An American quarter is worth 25 cents, or one-fourth of a dollar; hence the name "quarter." Duh. How many quarters should you get back in a year's worth of cash purchases, on average? My thinking goes like this: There are 100 possible numbers of cents after the decimal point in the amount of money you should get back for any cash purchase, from 0 cents to 99 cents. You'll get back exactly one quarter for every number of cents from 25 through 49; two quarters from 50 cents to 74; and three quarters from 75 to 99 cents. That means you'll get exactly one quarter 1:4 times, exactly two quarters 1:4 times, and exactly three quarters 1:4 times. You'll get back at least one quarter 3:4 times, and at least two quarters 2:4 times. Supposing you got each combination of change back, from 0 to 99 cents, exactly once each, you would receive a total of 150 quarters.
The American dime is worth 10 cents, or one-tenth of a dollar. You should get back exactly one dime 2:5 of the time, with 10 to 19, 35 to 44, 60 to 69, and 85 to 94 cents. You should get back exactly two dimes 1:5 of the time, with 20 to 24, 45 to 49, 70 to 74, and 95 to 99 cents. In sum, you should get at least one dime back 3:5 of the time. That's 60 dimes out of every permutation from 0 to 99 cents.
The nickel is worth 5 cents, or a twentieth part of the U.S. dollar. Isn't it crazy that the nickel is bigger than the dime? Yeah, I know. Well, if you get proper change back, you'll only ever get one nickel, at most. There's a 2:5 chance you'll get that one nickel, with combinations of 5 to 9, 15 to 19, 30 to 34, 40 to 44, 55 to 59, 65 to 69, 80 to 84, and 90 to 94 cents. Those add up to 40 nickels out of every permutation from 0 to 99 cents.

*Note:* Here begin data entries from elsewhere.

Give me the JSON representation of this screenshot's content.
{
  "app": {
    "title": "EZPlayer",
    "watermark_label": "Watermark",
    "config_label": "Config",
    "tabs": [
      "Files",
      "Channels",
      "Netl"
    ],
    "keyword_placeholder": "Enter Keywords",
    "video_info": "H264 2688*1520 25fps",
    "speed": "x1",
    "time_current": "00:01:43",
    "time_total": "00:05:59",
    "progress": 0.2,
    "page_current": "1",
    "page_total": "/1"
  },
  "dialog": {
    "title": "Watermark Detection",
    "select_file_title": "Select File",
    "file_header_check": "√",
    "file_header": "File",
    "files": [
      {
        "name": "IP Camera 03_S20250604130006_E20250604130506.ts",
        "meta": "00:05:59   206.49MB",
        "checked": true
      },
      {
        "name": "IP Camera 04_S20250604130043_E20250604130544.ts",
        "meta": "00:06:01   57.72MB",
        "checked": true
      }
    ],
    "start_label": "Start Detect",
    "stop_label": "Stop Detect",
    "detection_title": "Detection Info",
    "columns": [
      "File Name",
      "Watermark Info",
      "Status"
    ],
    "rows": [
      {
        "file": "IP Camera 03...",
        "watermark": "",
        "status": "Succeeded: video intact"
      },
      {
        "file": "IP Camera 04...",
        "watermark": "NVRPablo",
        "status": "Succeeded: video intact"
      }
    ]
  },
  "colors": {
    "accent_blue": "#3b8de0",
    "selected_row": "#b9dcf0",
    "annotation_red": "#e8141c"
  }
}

The penny is one cent, one hundredth of a dollar. This worthless little coin, which is literally worth less than it costs to make and doesn't have the buying power to buy anything by itself, will accumulate like gangbusters. Your chances are 1:5 of getting either exactly one, exactly two, exactly three, or exactly four of them in any transaction; 4:5 of getting at least one; 3:5 of getting at least two; and 2:5 of getting at least 3. I reckon this adds up to a return of 200 pennies out of every combination from 0 to 99 cents.
From there it's just a matter of reducing the number of coins to the lowest terms. 150 quarters : 60 dimes : 40 nickels : 200 pennies reduces to 15:6:4:20. To translate that into proportions of completed rolls of coins, you then have to account for each roll of quarters being $10 (40 quarters), each roll of dimes $5 (50 dimes), each roll of nickels $2 (40 nickels), and each roll of pennies being 50 cents (50 pennies). To get a common denominator to work with, I multiplied the 15:6:4:20 ratio by 200 (5x4), divided by the number of coins per roll, and got 75 (3,000/40), 24 (1,200/50), 20 (800/40), and 80 (4,000/50).
Whew. Now I can stop thinking about that. Now what will my brain do while I'm performing the mindless chore of rolling spare change?
Well, I've already got an answer to that. It's the question of what we should replace the above coins with, now that the value of the U.S. dollar has shrunk to the point where there's almost no point keeping track of amounts of money this small. But that's a story for another day!